= DIRECTIONS =
Give back the lines below verbatim, omitting all pictures.

(Extracted data entries)
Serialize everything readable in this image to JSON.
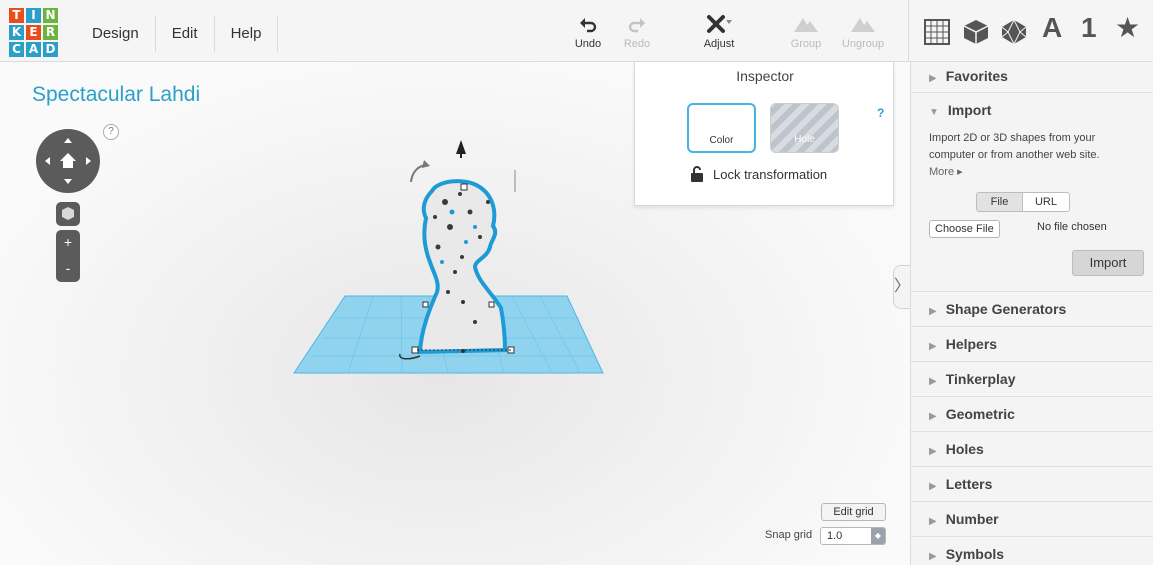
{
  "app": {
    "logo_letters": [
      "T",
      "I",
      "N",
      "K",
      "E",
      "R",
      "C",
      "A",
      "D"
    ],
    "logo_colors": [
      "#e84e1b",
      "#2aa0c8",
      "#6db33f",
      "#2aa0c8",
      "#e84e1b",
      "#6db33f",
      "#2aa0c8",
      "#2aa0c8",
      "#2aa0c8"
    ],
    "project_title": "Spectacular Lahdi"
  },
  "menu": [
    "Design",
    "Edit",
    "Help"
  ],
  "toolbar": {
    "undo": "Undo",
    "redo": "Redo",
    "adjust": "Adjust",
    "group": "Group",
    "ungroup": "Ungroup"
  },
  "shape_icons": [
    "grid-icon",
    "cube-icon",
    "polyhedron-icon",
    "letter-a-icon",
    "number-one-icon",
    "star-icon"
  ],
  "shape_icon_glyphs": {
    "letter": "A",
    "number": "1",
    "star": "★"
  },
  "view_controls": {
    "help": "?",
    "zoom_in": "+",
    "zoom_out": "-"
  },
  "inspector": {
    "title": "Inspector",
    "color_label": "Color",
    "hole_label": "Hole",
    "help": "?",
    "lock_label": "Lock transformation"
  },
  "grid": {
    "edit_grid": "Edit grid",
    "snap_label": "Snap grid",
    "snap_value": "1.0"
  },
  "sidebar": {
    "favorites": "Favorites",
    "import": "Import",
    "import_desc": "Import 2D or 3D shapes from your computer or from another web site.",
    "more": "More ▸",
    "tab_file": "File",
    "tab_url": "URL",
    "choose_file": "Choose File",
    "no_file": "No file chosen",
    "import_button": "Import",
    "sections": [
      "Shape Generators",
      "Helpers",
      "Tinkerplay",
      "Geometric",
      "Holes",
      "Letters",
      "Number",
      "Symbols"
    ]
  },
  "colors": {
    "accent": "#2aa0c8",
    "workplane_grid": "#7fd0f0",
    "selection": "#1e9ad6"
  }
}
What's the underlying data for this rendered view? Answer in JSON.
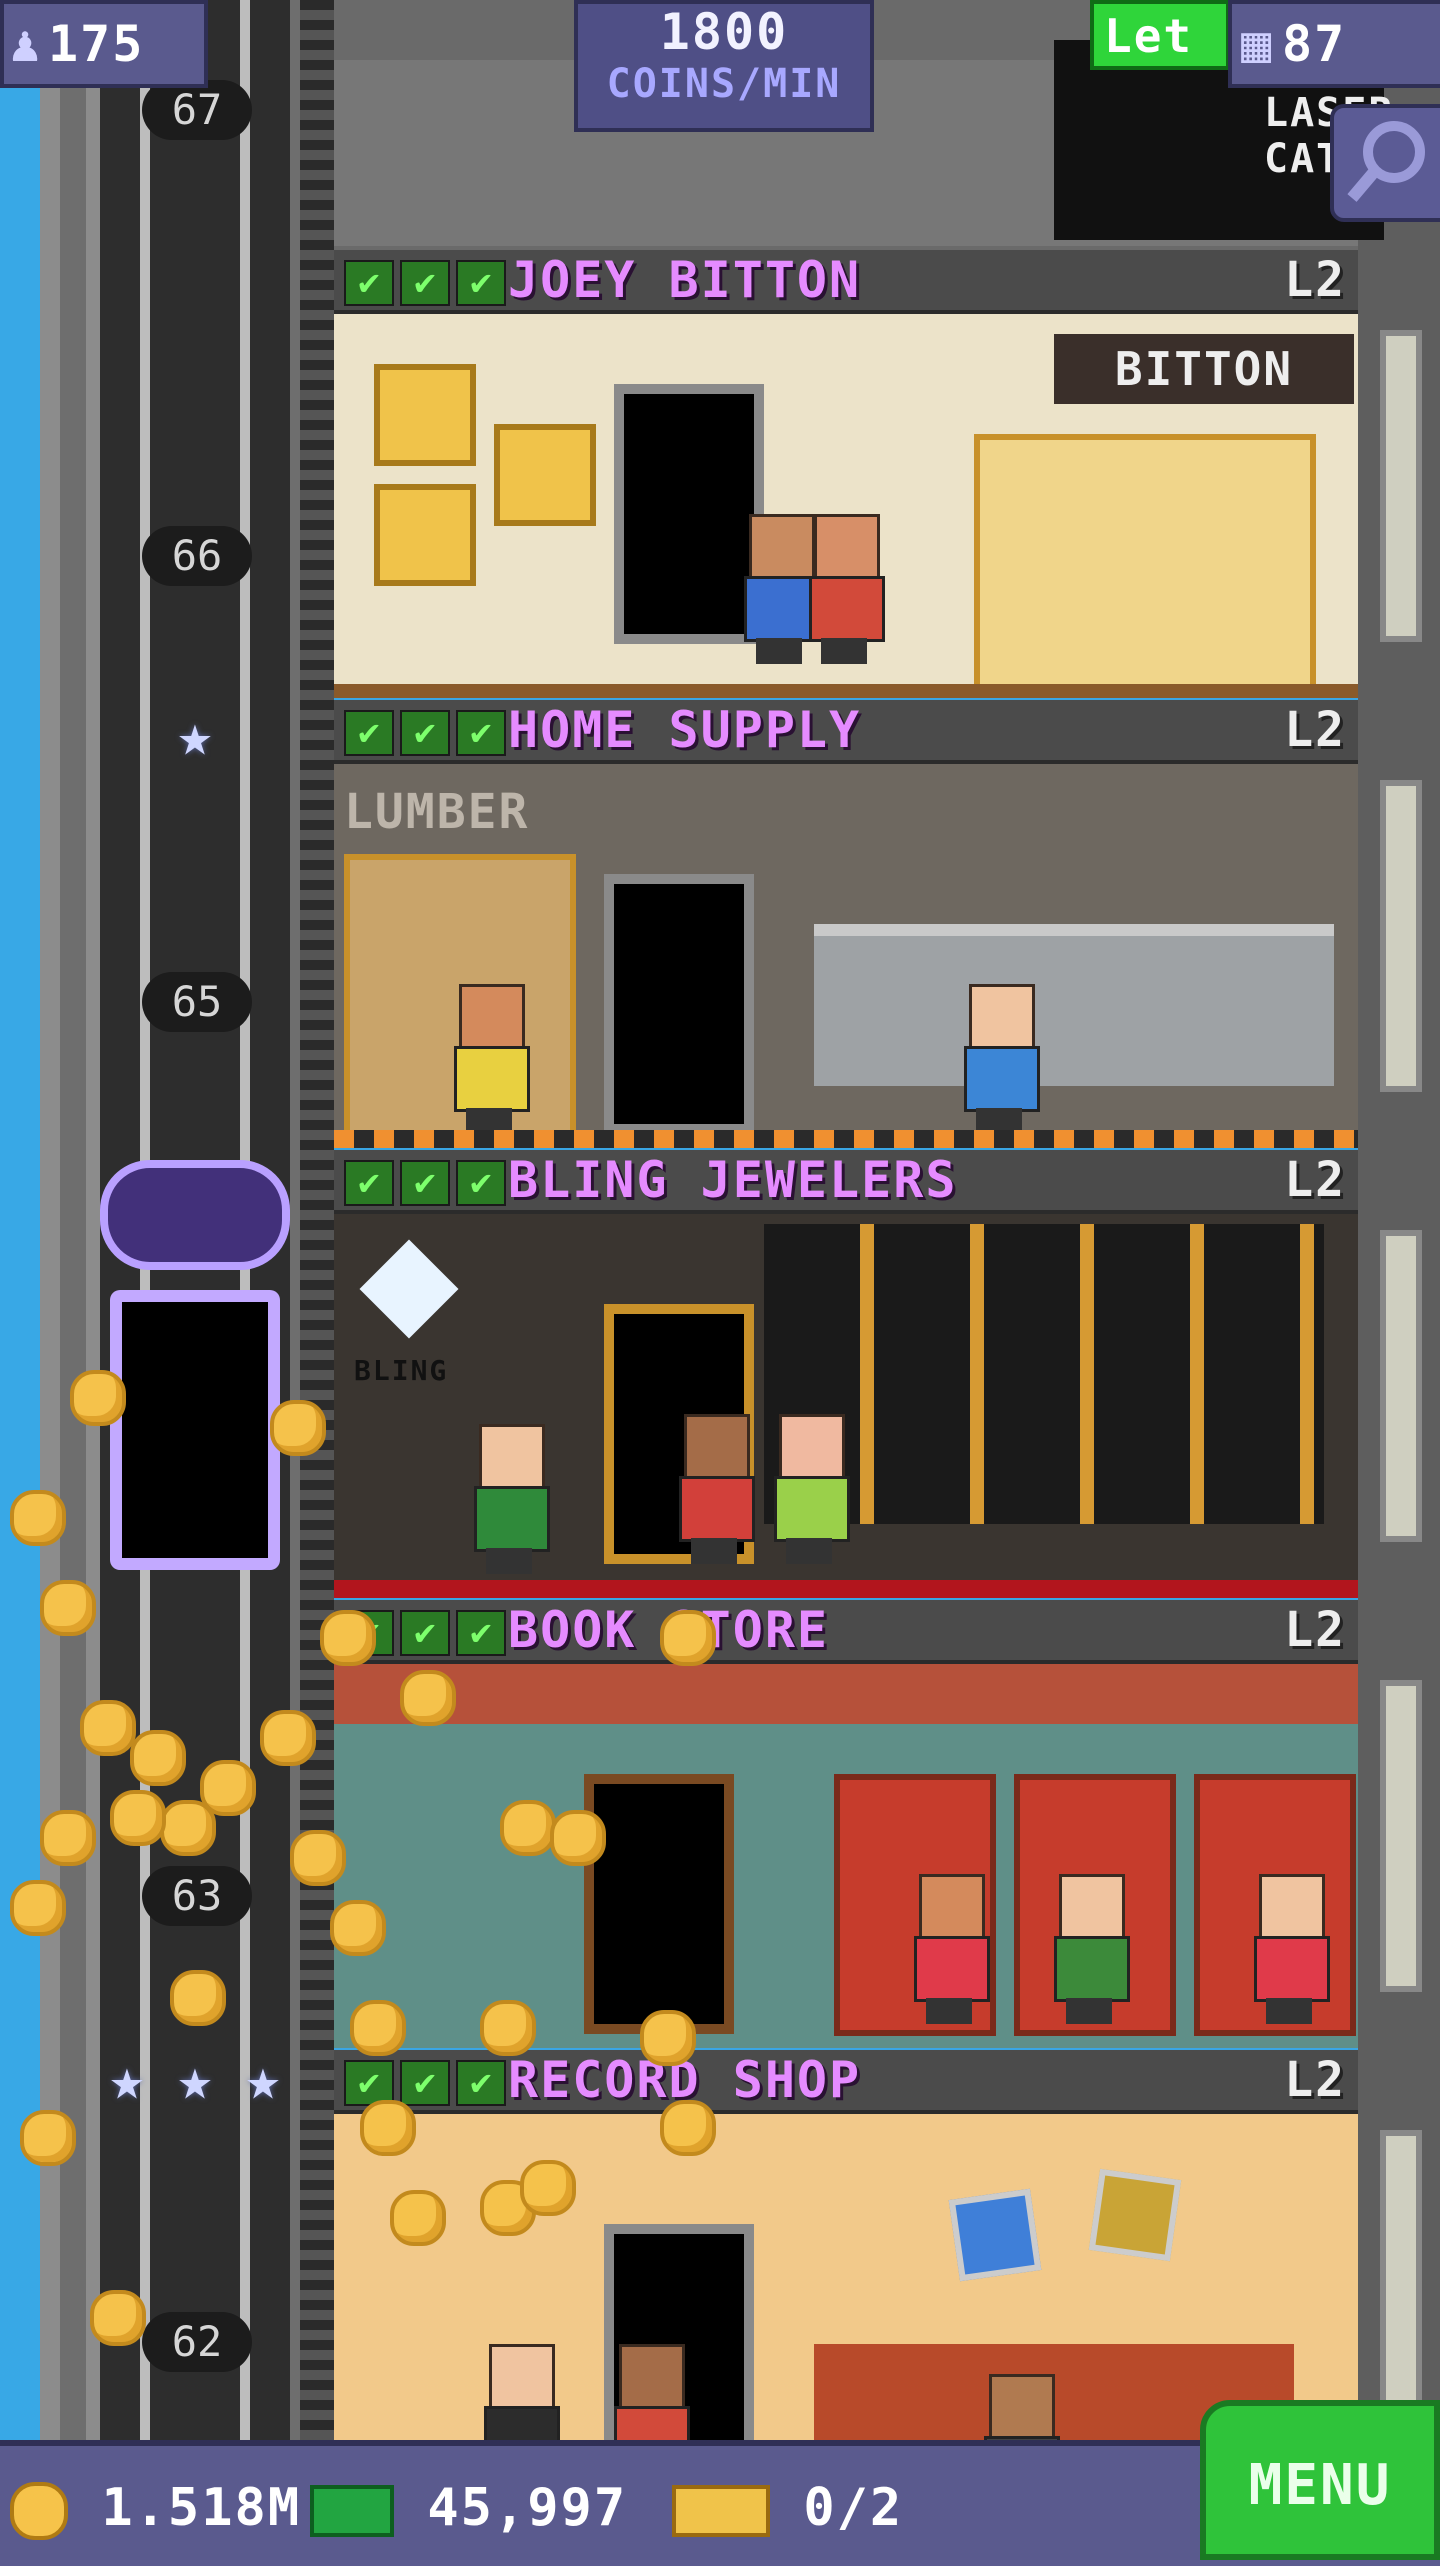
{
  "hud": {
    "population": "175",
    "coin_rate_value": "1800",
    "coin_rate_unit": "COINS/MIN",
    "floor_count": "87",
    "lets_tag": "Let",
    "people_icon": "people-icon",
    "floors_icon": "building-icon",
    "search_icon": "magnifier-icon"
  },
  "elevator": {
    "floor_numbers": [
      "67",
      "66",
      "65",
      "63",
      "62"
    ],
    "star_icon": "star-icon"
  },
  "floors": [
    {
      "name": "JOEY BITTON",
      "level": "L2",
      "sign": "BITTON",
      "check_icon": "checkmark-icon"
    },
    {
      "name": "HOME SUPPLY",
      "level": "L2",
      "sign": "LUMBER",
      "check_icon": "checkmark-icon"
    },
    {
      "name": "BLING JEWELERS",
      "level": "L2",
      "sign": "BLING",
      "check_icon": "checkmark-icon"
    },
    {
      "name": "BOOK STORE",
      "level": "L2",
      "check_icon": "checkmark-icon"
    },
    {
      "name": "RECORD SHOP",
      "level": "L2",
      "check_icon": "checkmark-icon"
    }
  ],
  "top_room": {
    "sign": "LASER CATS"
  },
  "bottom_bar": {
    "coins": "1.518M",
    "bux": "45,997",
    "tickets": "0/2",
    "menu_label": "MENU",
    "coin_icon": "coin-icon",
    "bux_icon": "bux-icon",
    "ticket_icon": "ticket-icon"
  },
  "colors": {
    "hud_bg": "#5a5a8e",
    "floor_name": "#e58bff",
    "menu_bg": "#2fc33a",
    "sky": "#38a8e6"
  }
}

= PROBLEM SOLUTION =
Serialize everything readable in this image to JSON.
{
  "app": {
    "logo_letters": [
      "T",
      "I",
      "N",
      "K",
      "E",
      "R",
      "C",
      "A",
      "D"
    ],
    "logo_colors": [
      "#e84e1b",
      "#2aa0c8",
      "#6db33f",
      "#2aa0c8",
      "#e84e1b",
      "#6db33f",
      "#2aa0c8",
      "#2aa0c8",
      "#2aa0c8"
    ],
    "project_title": "Spectacular Lahdi"
  },
  "menu": [
    "Design",
    "Edit",
    "Help"
  ],
  "toolbar": {
    "undo": "Undo",
    "redo": "Redo",
    "adjust": "Adjust",
    "group": "Group",
    "ungroup": "Ungroup"
  },
  "shape_icons": [
    "grid-icon",
    "cube-icon",
    "polyhedron-icon",
    "letter-a-icon",
    "number-one-icon",
    "star-icon"
  ],
  "shape_icon_glyphs": {
    "letter": "A",
    "number": "1",
    "star": "★"
  },
  "view_controls": {
    "help": "?",
    "zoom_in": "+",
    "zoom_out": "-"
  },
  "inspector": {
    "title": "Inspector",
    "color_label": "Color",
    "hole_label": "Hole",
    "help": "?",
    "lock_label": "Lock transformation"
  },
  "grid": {
    "edit_grid": "Edit grid",
    "snap_label": "Snap grid",
    "snap_value": "1.0"
  },
  "sidebar": {
    "favorites": "Favorites",
    "import": "Import",
    "import_desc": "Import 2D or 3D shapes from your computer or from another web site.",
    "more": "More ▸",
    "tab_file": "File",
    "tab_url": "URL",
    "choose_file": "Choose File",
    "no_file": "No file chosen",
    "import_button": "Import",
    "sections": [
      "Shape Generators",
      "Helpers",
      "Tinkerplay",
      "Geometric",
      "Holes",
      "Letters",
      "Number",
      "Symbols"
    ]
  },
  "colors": {
    "accent": "#2aa0c8",
    "workplane_grid": "#7fd0f0",
    "selection": "#1e9ad6"
  }
}
What's the underlying data for this rendered view? Answer in JSON.
{
  "hud": {
    "population": "175",
    "coin_rate_value": "1800",
    "coin_rate_unit": "COINS/MIN",
    "floor_count": "87",
    "lets_tag": "Let",
    "people_icon": "people-icon",
    "floors_icon": "building-icon",
    "search_icon": "magnifier-icon"
  },
  "elevator": {
    "floor_numbers": [
      "67",
      "66",
      "65",
      "63",
      "62"
    ],
    "star_icon": "star-icon"
  },
  "floors": [
    {
      "name": "JOEY BITTON",
      "level": "L2",
      "sign": "BITTON",
      "check_icon": "checkmark-icon"
    },
    {
      "name": "HOME SUPPLY",
      "level": "L2",
      "sign": "LUMBER",
      "check_icon": "checkmark-icon"
    },
    {
      "name": "BLING JEWELERS",
      "level": "L2",
      "sign": "BLING",
      "check_icon": "checkmark-icon"
    },
    {
      "name": "BOOK STORE",
      "level": "L2",
      "check_icon": "checkmark-icon"
    },
    {
      "name": "RECORD SHOP",
      "level": "L2",
      "check_icon": "checkmark-icon"
    }
  ],
  "top_room": {
    "sign": "LASER CATS"
  },
  "bottom_bar": {
    "coins": "1.518M",
    "bux": "45,997",
    "tickets": "0/2",
    "menu_label": "MENU",
    "coin_icon": "coin-icon",
    "bux_icon": "bux-icon",
    "ticket_icon": "ticket-icon"
  },
  "colors": {
    "hud_bg": "#5a5a8e",
    "floor_name": "#e58bff",
    "menu_bg": "#2fc33a",
    "sky": "#38a8e6"
  }
}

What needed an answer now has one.